In her second State of Metro address Wednesday morning, Nashville Mayor Megan Barry presented a laundry list of big-spending plans that liberals will love and make conservatives reach for their Tums.
The Democratic mayor called for paid family leave for Metro employees and “income diversity within neighborhoods” that are “transit-oriented.” In addition, she wants environmental programs to make Nashville the “greenest city in the Southeast.”
She also used progressive buzzwords about promoting racial and ethnic diversity and welcoming immigrants.
“Nashville is a warm and welcoming place,” she said. “We build bridges, not walls, and we welcome and celebrate the diversity that makes us strong.”
Barry delivered her State of Metro address outside Bridgestone Arena, where a stage and seating were set up to accommodate the public. The speech featured details of her $2.2 billion budget proposal for fiscal year 2017-2018. The Metro Council will consider the proposal and hold public hearings.
She said that Metro Nashville is expected to have the lowest combined property tax rate in its 54-year history of combined city-county government at less than $3.16 per $100 of assessed value following the 2017 property reappraisal. But new taxes are needed for roads and transit, she said.
Barry praised passage of Gov. Haslam’s IMPROVE Act, which raises the gas tax to fund road improvements and allows municipalities to hold referendums on raising local taxes for transit. Barry said she plans to have a referendum on the ballot in Nashville in 2018 to raise taxes to support a tentative $6 billion regional transit plan to be phased in over 25 years.
But Barry said plans for light rail along the Gallatin Pike corridor couldn’t wait and announced work would begin immediately.
“The time to get started is now,” she said. “We are ready to start on Gallatin Pike today.”
Future plans call for light rail along Charlotte Pike, Nolensville Pike and Murfreesboro Pike and for light rail connecting Nashville and Clarksville. The mass transit plan also calls for rapid buses.
Barry said the voter referendum on raising taxes is necessary because there won’t be enough funding through the normal budget process.
“This will be the best thing Nashville has ever done,” she said.
Her proposal for the upcoming fiscal year also includes increased funding for mental health services and free bus passes for the homeless to connect them with agencies that provide help. Barry referred to the homeless as the “unhoused population.” She also has plans for efforts to monitor and prevent opioid abuse.
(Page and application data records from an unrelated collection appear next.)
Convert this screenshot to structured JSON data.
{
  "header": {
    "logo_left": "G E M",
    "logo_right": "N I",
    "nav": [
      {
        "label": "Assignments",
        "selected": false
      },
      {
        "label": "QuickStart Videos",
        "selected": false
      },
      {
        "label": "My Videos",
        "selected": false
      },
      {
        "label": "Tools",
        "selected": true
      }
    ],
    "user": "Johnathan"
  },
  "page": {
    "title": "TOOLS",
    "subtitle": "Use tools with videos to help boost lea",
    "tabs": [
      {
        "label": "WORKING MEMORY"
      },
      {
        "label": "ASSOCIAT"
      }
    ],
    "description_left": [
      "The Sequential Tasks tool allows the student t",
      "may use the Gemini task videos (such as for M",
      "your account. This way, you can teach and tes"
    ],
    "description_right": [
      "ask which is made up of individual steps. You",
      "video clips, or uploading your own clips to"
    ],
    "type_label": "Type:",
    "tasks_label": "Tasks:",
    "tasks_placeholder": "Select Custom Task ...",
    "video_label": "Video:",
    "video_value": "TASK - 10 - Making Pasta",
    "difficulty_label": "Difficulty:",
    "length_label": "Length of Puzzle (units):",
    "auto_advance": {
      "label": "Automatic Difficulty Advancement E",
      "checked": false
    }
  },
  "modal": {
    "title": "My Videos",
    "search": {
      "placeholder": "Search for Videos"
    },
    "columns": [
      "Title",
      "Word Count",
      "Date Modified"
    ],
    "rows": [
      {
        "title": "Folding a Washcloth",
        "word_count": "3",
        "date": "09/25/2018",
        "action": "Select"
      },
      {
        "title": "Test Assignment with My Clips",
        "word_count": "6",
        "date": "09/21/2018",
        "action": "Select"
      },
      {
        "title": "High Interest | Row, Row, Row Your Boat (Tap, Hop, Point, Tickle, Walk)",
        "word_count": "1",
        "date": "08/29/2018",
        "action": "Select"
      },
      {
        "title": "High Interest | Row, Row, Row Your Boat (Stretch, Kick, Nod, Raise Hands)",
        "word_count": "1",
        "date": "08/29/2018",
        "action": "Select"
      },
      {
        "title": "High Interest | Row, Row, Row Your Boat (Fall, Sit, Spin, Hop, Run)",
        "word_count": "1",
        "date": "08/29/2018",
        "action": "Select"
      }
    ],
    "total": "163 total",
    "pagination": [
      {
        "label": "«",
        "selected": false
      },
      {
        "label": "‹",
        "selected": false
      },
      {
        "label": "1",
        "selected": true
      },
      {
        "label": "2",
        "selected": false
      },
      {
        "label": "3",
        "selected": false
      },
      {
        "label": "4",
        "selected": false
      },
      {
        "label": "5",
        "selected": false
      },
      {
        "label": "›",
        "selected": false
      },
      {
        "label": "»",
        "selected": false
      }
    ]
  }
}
In addition, her proposal includes more funding for arts organizations, parks and historic preservation. It also calls for 70 new police officers and police body cameras and dashboard cameras.
While efforts to promote downtown will continue, Barry also wants to invest in improving the communities of East Nashville, Donelson, North Nashville, Bellevue and Antioch through public-private partnerships.
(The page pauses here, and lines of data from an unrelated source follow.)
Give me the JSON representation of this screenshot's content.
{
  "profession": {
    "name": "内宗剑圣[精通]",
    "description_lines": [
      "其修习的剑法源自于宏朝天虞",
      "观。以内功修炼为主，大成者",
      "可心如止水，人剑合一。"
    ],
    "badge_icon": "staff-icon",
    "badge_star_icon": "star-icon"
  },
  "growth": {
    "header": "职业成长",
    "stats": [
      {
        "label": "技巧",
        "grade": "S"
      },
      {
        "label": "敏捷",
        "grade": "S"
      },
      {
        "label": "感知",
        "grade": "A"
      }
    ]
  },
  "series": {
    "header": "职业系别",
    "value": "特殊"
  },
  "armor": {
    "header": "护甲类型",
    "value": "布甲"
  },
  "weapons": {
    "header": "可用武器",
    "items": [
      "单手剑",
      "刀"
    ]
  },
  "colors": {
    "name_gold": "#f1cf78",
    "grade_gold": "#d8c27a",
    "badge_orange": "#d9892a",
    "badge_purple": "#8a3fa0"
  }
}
As for paid leave for Metro employees, it would allow them to take six weeks of paid leave to care for a new child, or a seriously ill spouse, child or close relative.
Barry only briefly referenced debt service, mentioning the need to be responsible and saying, “This budget includes money to cover our debt service obligations today and also into our future.”
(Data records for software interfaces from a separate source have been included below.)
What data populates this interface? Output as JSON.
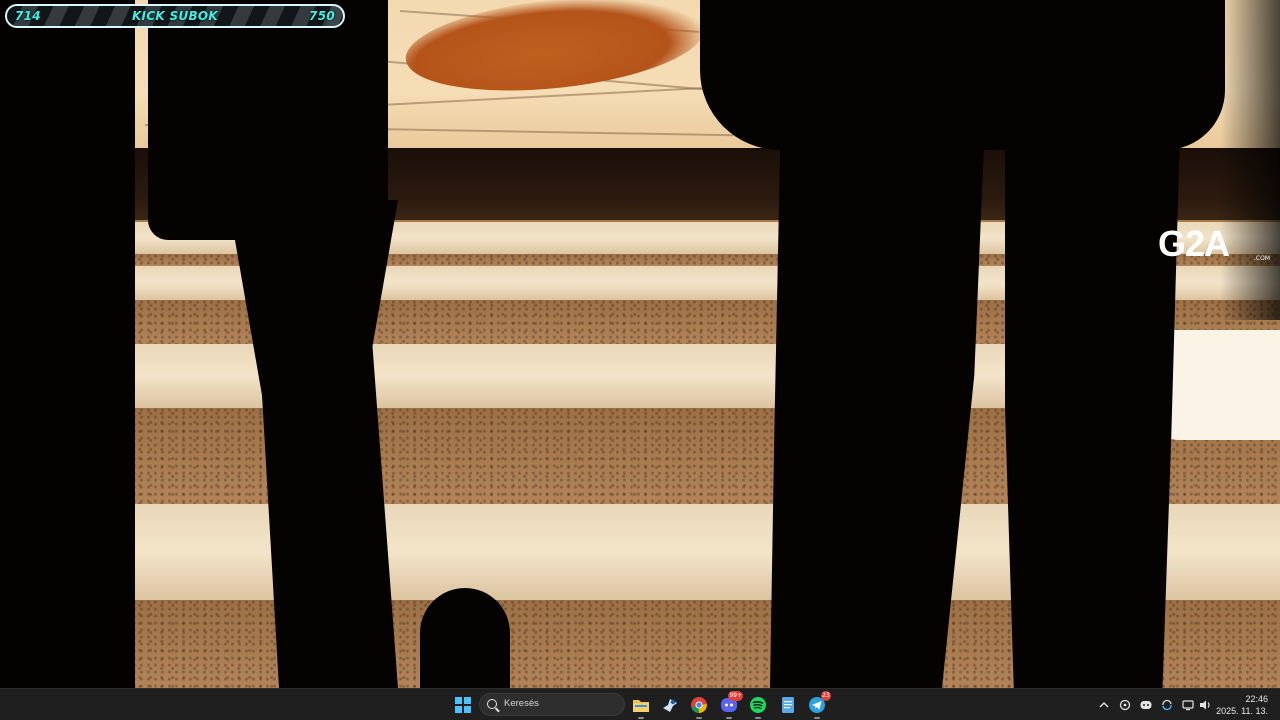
{
  "stream_overlay": {
    "subgoal": {
      "current": "714",
      "label": "KICK SUBOK",
      "target": "750",
      "progress_fraction": 0.952
    },
    "sponsor_logo": {
      "text": "G2A",
      "suffix": ".COM"
    }
  },
  "taskbar": {
    "search": {
      "placeholder": "Keresés"
    },
    "apps": [
      {
        "name": "File Explorer",
        "icon": "folder-icon",
        "running": true
      },
      {
        "name": "Steam",
        "icon": "steam-icon",
        "running": false
      },
      {
        "name": "Chrome",
        "icon": "chrome-icon",
        "running": true
      },
      {
        "name": "Discord",
        "icon": "discord-icon",
        "running": true,
        "badge": "99+"
      },
      {
        "name": "Spotify",
        "icon": "spotify-icon",
        "running": true
      },
      {
        "name": "Notepad",
        "icon": "notepad-icon",
        "running": false
      },
      {
        "name": "Telegram",
        "icon": "telegram-icon",
        "running": true,
        "badge": "23"
      }
    ],
    "clock": {
      "time": "22:46",
      "date": "2025. 11. 13."
    },
    "colors": {
      "taskbar_bg": "#1f1f1f",
      "accent": "#4cc2ff",
      "overlay_text": "#3ff0e6"
    }
  }
}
Wednesday’s event featured performances by the Tennessee State University marching band and well-known gospel singer and Nashville native CeCe Winans.
Prayers were said by Charles Strobel, founding director of Room in the Inn, Pastor Frank Stevenson of Olive Branch Church, Rabbi Laurie Rice of Congregation Micah, Imam Ossama Bahloul of the Islamic Center of Nashville and Bishop José Rodriguez of Casa de Dios Apostolic Church. Rice, Bahloul and Rodriguez said their prayers in Hebrew, Arabic and Spanish respectively.